A few days ago, at a party for a student who finished her PhD, I heard a professor and a fellow grad student make a joke about how grad school is supposed to be easy and fun. I gritted my teeth a bit and managed to merely make a comment about how that’s not necessarily true, but I was honestly kinda pissed off. This is something I’ve heard repeatedly from faculty and other grad students, all of whom are, coincidentally, able-bodied white men. Now, before I keep going let me just state that grad school isn’t easy and fun for all able-bodied white men, nor is it necessarily awful and terrible for women, people with disabilities, people of color and all intersections therein. We’re talking about cultural trends, not hard and fast rules.
My experience, though, hasn’t been fun or easy and I’ve actually had a professor tell me that I was doing grad school wrong because of that, basically saying that I didn’t belong if I wasn’t having a good enough time. Well, I’m sorry that I haven’t enjoyed being insulted, dismissed, harassed, sabotaged, and then having the temerity to be affected by all those things. I’m sorry that I haven’t found it fun to be treated like I’m broken because I had the arrogance to simultaneously be disabled and a woman.
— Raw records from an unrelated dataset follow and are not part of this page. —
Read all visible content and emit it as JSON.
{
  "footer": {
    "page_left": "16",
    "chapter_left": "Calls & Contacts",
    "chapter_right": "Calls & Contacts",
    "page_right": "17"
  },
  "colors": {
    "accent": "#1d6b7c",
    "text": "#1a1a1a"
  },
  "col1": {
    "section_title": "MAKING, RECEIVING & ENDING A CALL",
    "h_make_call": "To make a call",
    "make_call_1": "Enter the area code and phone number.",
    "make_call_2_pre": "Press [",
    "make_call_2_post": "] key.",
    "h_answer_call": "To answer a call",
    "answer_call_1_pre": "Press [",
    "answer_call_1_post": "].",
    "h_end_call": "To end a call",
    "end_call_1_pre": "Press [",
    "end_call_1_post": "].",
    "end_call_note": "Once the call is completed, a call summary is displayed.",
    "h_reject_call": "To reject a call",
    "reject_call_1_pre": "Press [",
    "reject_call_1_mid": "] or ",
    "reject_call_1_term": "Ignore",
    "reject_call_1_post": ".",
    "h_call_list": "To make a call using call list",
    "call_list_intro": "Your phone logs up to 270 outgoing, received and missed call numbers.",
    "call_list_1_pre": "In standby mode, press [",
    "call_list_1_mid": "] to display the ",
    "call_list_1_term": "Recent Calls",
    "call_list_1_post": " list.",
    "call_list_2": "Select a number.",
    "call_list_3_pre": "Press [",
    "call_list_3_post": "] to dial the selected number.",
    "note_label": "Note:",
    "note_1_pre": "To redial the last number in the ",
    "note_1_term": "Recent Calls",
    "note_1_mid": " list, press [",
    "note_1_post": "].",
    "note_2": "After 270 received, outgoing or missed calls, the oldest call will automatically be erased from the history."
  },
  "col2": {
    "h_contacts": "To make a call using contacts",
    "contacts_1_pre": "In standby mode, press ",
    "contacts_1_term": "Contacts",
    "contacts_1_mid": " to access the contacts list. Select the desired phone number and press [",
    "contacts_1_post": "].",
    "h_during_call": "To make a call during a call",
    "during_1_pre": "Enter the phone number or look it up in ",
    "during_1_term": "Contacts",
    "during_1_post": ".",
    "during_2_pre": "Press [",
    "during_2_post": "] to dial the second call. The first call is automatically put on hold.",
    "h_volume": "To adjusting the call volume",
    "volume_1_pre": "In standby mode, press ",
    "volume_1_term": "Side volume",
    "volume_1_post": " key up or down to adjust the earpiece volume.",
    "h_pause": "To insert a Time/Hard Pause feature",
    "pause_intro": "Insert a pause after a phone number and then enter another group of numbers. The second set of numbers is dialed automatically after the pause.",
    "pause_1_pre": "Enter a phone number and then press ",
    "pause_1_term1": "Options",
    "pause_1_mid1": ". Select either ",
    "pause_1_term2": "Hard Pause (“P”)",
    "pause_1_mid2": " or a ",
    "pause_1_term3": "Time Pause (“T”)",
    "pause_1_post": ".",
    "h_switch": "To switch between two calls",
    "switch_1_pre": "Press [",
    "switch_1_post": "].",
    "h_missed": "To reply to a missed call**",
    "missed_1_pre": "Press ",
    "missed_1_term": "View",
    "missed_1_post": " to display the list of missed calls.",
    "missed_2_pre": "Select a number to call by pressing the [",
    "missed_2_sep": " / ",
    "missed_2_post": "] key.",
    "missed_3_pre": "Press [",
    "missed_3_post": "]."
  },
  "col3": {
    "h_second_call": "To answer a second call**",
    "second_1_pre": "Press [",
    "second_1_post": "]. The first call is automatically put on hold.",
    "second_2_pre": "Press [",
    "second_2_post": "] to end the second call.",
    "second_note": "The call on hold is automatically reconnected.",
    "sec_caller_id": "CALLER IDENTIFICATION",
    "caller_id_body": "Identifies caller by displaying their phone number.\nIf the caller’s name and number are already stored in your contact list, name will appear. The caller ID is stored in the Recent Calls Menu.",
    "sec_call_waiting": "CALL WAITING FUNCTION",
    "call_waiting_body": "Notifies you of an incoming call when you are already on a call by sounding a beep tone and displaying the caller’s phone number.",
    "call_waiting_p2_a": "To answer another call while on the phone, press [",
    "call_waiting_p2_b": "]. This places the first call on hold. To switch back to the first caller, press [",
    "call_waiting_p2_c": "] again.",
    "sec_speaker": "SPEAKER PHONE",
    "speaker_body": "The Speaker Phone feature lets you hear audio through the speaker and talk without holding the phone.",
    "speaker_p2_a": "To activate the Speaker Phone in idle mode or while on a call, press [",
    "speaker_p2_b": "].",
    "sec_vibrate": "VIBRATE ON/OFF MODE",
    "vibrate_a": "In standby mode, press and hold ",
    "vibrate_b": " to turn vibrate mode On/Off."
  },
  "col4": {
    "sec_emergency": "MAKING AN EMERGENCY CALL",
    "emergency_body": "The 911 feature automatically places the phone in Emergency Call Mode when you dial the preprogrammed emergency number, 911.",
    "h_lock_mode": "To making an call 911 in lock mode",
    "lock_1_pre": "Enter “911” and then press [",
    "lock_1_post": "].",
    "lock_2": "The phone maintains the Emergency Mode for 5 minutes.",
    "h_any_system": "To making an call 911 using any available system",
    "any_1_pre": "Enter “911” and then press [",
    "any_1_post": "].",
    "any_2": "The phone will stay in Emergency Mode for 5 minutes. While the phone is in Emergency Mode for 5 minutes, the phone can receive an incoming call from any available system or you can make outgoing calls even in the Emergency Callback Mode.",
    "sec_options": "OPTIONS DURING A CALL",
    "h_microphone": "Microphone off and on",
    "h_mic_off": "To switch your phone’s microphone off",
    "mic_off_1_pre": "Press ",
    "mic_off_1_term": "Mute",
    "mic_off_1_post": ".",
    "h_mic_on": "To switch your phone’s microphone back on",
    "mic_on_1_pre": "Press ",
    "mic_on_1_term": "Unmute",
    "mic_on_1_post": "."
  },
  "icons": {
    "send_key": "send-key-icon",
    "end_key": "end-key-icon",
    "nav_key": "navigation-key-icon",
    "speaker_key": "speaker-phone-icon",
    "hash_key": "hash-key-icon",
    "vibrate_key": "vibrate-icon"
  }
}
I’m sorry that I don’t have a good time when I get my ideas talked over (at best) or shouted down (at worst) and then a male colleague gets to say the same damn thing minutes later and be taken seriously. I beg forgiveness for being hurt when I have to sit and get homophobic crap thrown at me while faculty just shift uncomfortably in their seats. I hope I can pay penance for my anger that my mental disability has meant I’ve needed more help and understanding, but I’ve had that need thrown back in my face as weakness or poor work ethic.
You might read that and think “Clarissa, why are you still in grad school” and honestly some days, like today, when I’m tired and close to burning out I don’t know. I love learning, I love the kinds of math that I get to work on when things are going well, and I love teaching. That means grad school should be great for me, but in a lot of ways it just hasn’t been. I’m tired of constantly feeling like I have to prove myself because the default is to assume that I don’t really deserve to be here or that I’m not good enough to earn a PhD, when in reality I’m having to try so much harder all the time than some of my fellow able-bodied white male grad students who have stay-at-home wives that take care of everything for them and yet they feel like they have the right to look down on me because my life isn’t effortless.